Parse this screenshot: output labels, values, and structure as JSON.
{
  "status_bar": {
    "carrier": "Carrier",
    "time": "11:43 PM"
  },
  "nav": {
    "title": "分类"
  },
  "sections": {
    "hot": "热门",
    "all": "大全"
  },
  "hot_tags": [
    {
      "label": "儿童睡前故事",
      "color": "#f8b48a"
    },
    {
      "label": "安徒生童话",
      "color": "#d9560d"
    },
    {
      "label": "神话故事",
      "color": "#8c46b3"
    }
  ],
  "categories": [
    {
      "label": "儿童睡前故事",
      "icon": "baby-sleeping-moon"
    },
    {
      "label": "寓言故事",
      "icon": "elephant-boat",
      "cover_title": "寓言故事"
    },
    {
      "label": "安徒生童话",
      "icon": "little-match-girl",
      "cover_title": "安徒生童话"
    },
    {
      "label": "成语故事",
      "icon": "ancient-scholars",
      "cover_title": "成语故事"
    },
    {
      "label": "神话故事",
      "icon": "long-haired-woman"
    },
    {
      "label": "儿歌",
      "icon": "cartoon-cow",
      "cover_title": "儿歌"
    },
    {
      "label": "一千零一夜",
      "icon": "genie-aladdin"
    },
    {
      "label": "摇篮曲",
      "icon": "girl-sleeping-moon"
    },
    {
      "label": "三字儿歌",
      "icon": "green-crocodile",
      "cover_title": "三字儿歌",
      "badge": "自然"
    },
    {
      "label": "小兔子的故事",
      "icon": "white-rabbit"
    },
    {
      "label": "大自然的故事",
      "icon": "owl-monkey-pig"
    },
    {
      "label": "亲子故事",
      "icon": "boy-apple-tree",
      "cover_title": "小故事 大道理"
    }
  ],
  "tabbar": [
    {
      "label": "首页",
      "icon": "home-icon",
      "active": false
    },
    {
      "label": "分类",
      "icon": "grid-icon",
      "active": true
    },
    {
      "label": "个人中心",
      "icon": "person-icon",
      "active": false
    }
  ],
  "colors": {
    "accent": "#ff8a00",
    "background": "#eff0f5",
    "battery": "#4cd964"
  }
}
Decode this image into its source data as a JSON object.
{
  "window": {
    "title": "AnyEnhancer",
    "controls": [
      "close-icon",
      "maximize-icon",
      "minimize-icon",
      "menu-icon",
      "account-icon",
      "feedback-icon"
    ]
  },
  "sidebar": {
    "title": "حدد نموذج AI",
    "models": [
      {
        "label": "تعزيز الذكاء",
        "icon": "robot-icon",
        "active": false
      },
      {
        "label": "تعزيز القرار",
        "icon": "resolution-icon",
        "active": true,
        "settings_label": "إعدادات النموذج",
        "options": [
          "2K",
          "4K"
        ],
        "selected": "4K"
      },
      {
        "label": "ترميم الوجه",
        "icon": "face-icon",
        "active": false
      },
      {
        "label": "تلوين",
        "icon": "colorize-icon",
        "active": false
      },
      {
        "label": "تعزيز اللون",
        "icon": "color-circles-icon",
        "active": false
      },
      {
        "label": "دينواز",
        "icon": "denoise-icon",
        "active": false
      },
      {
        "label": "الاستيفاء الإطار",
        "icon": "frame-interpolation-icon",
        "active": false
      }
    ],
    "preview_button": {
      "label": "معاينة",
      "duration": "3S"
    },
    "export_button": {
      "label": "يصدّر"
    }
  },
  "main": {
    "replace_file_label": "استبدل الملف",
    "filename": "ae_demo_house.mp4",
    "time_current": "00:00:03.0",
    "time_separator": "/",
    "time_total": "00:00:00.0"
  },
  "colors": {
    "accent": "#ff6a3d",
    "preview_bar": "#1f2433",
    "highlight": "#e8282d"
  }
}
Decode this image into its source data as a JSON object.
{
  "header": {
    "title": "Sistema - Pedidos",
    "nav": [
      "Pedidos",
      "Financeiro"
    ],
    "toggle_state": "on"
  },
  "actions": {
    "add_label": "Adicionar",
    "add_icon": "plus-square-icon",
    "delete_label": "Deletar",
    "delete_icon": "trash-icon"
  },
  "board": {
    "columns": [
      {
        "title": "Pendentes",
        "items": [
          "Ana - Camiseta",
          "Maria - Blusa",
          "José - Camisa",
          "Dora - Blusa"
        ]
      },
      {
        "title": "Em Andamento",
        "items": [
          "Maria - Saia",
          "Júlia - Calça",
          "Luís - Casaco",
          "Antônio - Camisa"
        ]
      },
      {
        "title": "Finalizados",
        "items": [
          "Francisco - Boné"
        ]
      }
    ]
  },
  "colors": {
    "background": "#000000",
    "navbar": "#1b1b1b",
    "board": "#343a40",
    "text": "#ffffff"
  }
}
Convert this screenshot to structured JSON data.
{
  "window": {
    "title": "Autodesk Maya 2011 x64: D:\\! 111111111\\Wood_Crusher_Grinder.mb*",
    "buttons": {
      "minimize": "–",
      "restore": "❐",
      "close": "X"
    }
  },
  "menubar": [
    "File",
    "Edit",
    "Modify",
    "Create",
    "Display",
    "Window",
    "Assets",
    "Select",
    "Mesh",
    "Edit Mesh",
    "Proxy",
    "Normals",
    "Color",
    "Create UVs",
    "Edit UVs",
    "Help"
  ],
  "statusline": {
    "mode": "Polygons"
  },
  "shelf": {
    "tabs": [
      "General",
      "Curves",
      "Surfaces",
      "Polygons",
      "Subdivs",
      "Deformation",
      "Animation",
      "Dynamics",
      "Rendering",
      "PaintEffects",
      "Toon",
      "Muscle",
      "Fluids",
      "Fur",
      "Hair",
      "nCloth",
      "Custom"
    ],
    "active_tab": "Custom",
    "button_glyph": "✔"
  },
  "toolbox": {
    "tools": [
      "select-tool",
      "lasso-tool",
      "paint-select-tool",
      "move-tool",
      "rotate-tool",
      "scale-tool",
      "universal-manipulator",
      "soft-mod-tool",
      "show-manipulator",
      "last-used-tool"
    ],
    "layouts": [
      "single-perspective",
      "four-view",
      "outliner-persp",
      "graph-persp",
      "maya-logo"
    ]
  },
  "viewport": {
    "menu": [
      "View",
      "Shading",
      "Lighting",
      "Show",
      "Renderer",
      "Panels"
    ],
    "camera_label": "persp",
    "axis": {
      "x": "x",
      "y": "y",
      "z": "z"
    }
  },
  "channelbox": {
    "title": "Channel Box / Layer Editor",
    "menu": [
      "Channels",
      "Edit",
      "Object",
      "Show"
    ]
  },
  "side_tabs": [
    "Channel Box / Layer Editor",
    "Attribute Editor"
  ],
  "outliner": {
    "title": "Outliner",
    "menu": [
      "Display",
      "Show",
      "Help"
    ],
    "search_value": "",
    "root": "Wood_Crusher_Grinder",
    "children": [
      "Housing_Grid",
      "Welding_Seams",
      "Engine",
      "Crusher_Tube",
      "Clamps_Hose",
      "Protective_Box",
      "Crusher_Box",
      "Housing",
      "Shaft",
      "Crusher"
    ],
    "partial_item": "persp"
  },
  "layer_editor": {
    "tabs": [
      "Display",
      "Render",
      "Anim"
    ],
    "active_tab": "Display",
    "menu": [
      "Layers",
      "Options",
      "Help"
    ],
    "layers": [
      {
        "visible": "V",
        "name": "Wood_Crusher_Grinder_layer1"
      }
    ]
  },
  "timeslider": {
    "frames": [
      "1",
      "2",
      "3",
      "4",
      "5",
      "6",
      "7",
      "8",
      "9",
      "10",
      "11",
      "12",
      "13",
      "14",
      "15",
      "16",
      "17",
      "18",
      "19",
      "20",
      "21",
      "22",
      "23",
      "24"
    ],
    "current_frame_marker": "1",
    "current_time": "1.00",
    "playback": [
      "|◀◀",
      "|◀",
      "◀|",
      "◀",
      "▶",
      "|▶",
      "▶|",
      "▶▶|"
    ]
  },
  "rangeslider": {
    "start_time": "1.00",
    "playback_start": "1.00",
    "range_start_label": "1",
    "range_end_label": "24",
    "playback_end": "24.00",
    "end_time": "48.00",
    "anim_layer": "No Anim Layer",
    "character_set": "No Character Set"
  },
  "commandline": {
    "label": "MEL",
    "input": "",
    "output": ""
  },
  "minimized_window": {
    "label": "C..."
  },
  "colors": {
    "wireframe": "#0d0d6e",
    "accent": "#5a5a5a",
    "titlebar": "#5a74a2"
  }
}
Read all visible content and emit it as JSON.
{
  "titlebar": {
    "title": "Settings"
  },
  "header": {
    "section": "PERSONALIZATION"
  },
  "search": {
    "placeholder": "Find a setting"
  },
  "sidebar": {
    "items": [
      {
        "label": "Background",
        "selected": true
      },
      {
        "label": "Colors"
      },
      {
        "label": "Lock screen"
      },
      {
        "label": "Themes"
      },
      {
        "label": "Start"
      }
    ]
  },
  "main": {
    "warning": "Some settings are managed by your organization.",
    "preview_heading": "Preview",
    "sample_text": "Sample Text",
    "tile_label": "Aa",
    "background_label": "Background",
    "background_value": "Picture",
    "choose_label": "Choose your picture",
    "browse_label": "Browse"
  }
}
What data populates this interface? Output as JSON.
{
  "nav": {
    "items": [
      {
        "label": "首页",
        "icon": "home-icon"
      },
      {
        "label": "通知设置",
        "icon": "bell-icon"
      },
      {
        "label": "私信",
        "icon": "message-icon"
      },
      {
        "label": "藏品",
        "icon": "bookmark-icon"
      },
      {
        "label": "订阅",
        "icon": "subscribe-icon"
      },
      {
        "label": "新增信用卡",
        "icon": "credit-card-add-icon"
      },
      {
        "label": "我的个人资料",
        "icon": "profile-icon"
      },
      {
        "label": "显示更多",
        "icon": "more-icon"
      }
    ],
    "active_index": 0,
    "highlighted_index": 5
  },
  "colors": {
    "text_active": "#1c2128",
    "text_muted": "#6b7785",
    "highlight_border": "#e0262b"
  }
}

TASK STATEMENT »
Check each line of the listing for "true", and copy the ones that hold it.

YOUR SOLUTION »
      "active": true
        "active": true,
        "selected": true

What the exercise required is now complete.